■ Task prompt:
Scan the listing below and copy each line holding the word "tags".

■ Data:
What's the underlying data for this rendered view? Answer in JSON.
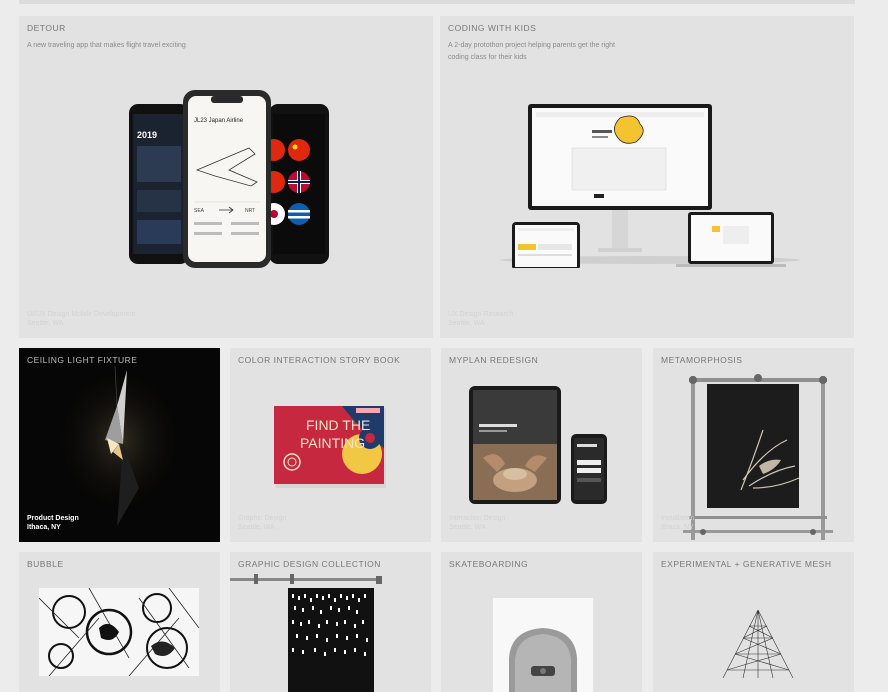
{
  "projects": {
    "detour": {
      "title": "DETOUR",
      "desc": "A new traveling app that makes flight travel exciting",
      "tags": "UI/UX Design  Mobile Development",
      "location": "Seattle, WA",
      "year": "2019",
      "flight": "JL23 Japan Airline"
    },
    "coding": {
      "title": "CODING WITH KIDS",
      "desc_line1": "A 2-day protothon project helping parents get the right",
      "desc_line2": "coding class for their kids",
      "tags": "UX Design  Research",
      "location": "Seattle, WA"
    },
    "ceiling": {
      "title": "CEILING LIGHT FIXTURE",
      "tags": "Product Design",
      "location": "Ithaca, NY"
    },
    "color": {
      "title": "COLOR INTERACTION STORY BOOK",
      "tags": "Graphic Design",
      "location": "Seattle, WA",
      "book_line1": "FIND THE",
      "book_line2": "PAINTING"
    },
    "myplan": {
      "title": "MYPLAN REDESIGN",
      "tags": "Interaction Design",
      "location": "Seattle, WA"
    },
    "metamorphosis": {
      "title": "METAMORPHOSIS",
      "tags": "Installation",
      "location": "Ithaca, NY"
    },
    "bubble": {
      "title": "BUBBLE"
    },
    "graphic": {
      "title": "GRAPHIC DESIGN COLLECTION"
    },
    "skate": {
      "title": "SKATEBOARDING"
    },
    "mesh": {
      "title": "EXPERIMENTAL + GENERATIVE MESH"
    }
  }
}
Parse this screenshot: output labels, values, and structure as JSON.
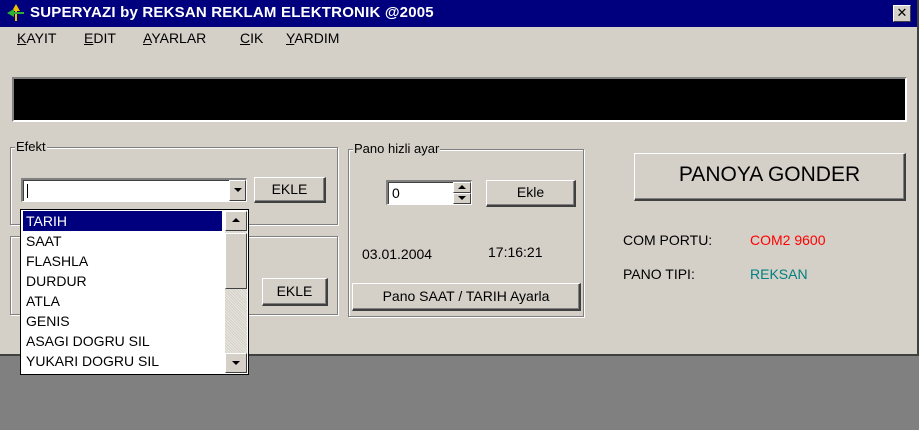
{
  "window": {
    "title": "SUPERYAZI by REKSAN REKLAM ELEKTRONIK @2005",
    "close_glyph": "✕"
  },
  "menu": {
    "items": [
      {
        "label": "KAYIT"
      },
      {
        "label": "EDIT"
      },
      {
        "label": "AYARLAR"
      },
      {
        "label": "CIK"
      },
      {
        "label": "YARDIM"
      }
    ]
  },
  "efekt": {
    "legend": "Efekt",
    "combo_value": "",
    "ekle_label": "EKLE",
    "options": [
      "TARIH",
      "SAAT",
      "FLASHLA",
      "DURDUR",
      "ATLA",
      "GENIS",
      "ASAGI DOGRU SIL",
      "YUKARI DOGRU SIL"
    ],
    "selected_option": "TARIH"
  },
  "second_group": {
    "ekle_label": "EKLE"
  },
  "pano_hizli": {
    "legend": "Pano hizli ayar",
    "spin_value": "0",
    "ekle_label": "Ekle",
    "date": "03.01.2004",
    "time": "17:16:21",
    "set_button_label": "Pano SAAT / TARIH Ayarla"
  },
  "send": {
    "button_label": "PANOYA GONDER"
  },
  "status": {
    "com_label": "COM PORTU:",
    "com_value": "COM2 9600",
    "com_color": "#ff0000",
    "pano_label": "PANO TIPI:",
    "pano_value": "REKSAN",
    "pano_color": "#008080"
  },
  "icons": {
    "title_icon": "reksan-logo-icon",
    "dropdown_arrow": "chevron-down-icon",
    "spin_up": "chevron-up-icon",
    "spin_down": "chevron-down-icon"
  }
}
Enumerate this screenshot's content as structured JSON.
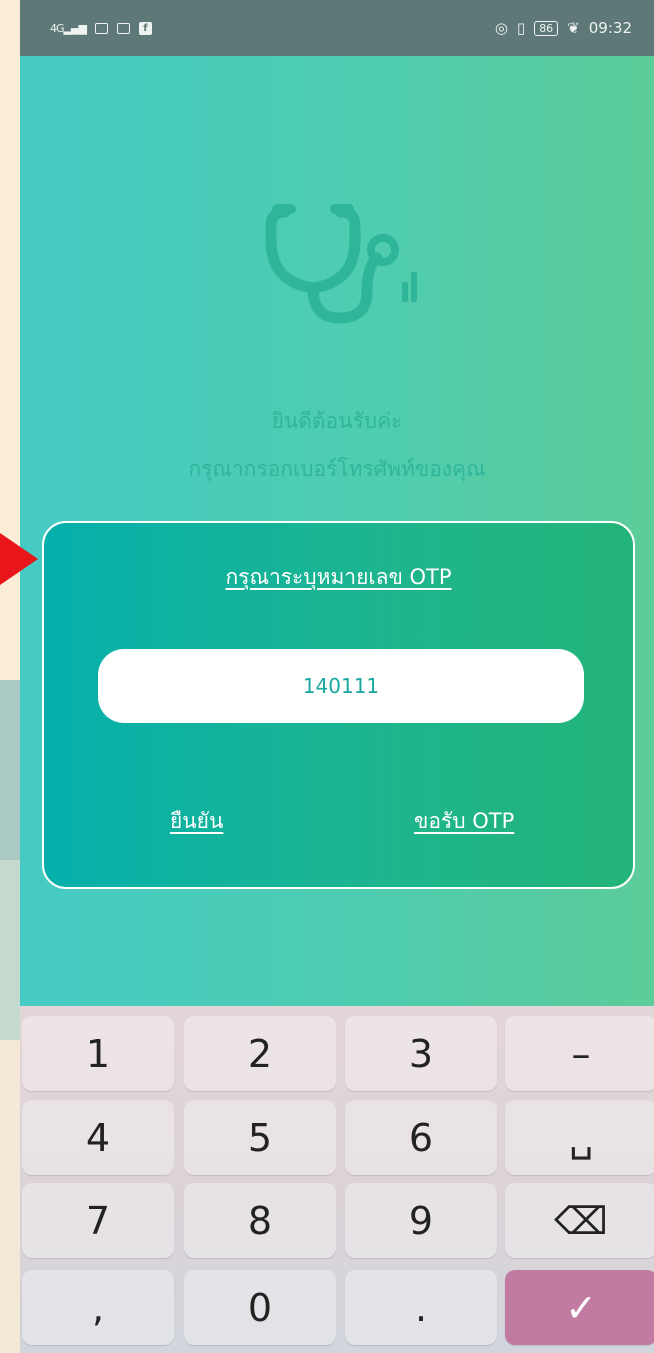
{
  "status_bar": {
    "network": "4G",
    "battery": "86",
    "time": "09:32"
  },
  "welcome": {
    "line1": "ยินดีต้อนรับค่ะ",
    "line2": "กรุณากรอกเบอร์โทรศัพท์ของคุณ"
  },
  "otp": {
    "title": "กรุณาระบุหมายเลข OTP",
    "value": "140111",
    "confirm_label": "ยืนยัน",
    "request_label": "ขอรับ OTP"
  },
  "keyboard": {
    "k1": "1",
    "k2": "2",
    "k3": "3",
    "minus": "–",
    "k4": "4",
    "k5": "5",
    "k6": "6",
    "space": "␣",
    "k7": "7",
    "k8": "8",
    "k9": "9",
    "backspace": "⌫",
    "comma": ",",
    "k0": "0",
    "period": ".",
    "enter": "✓"
  },
  "colors": {
    "accent": "#1fb58d",
    "enter_key": "#c17aa0",
    "logo": "#2fb59a"
  }
}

■ Solution:
      "tags": "UI/UX Design  Mobile Development",
      "tags": "UX Design  Research",
      "tags": "Product Design",
      "tags": "Graphic Design",
      "tags": "Interaction Design",
      "tags": "Installation",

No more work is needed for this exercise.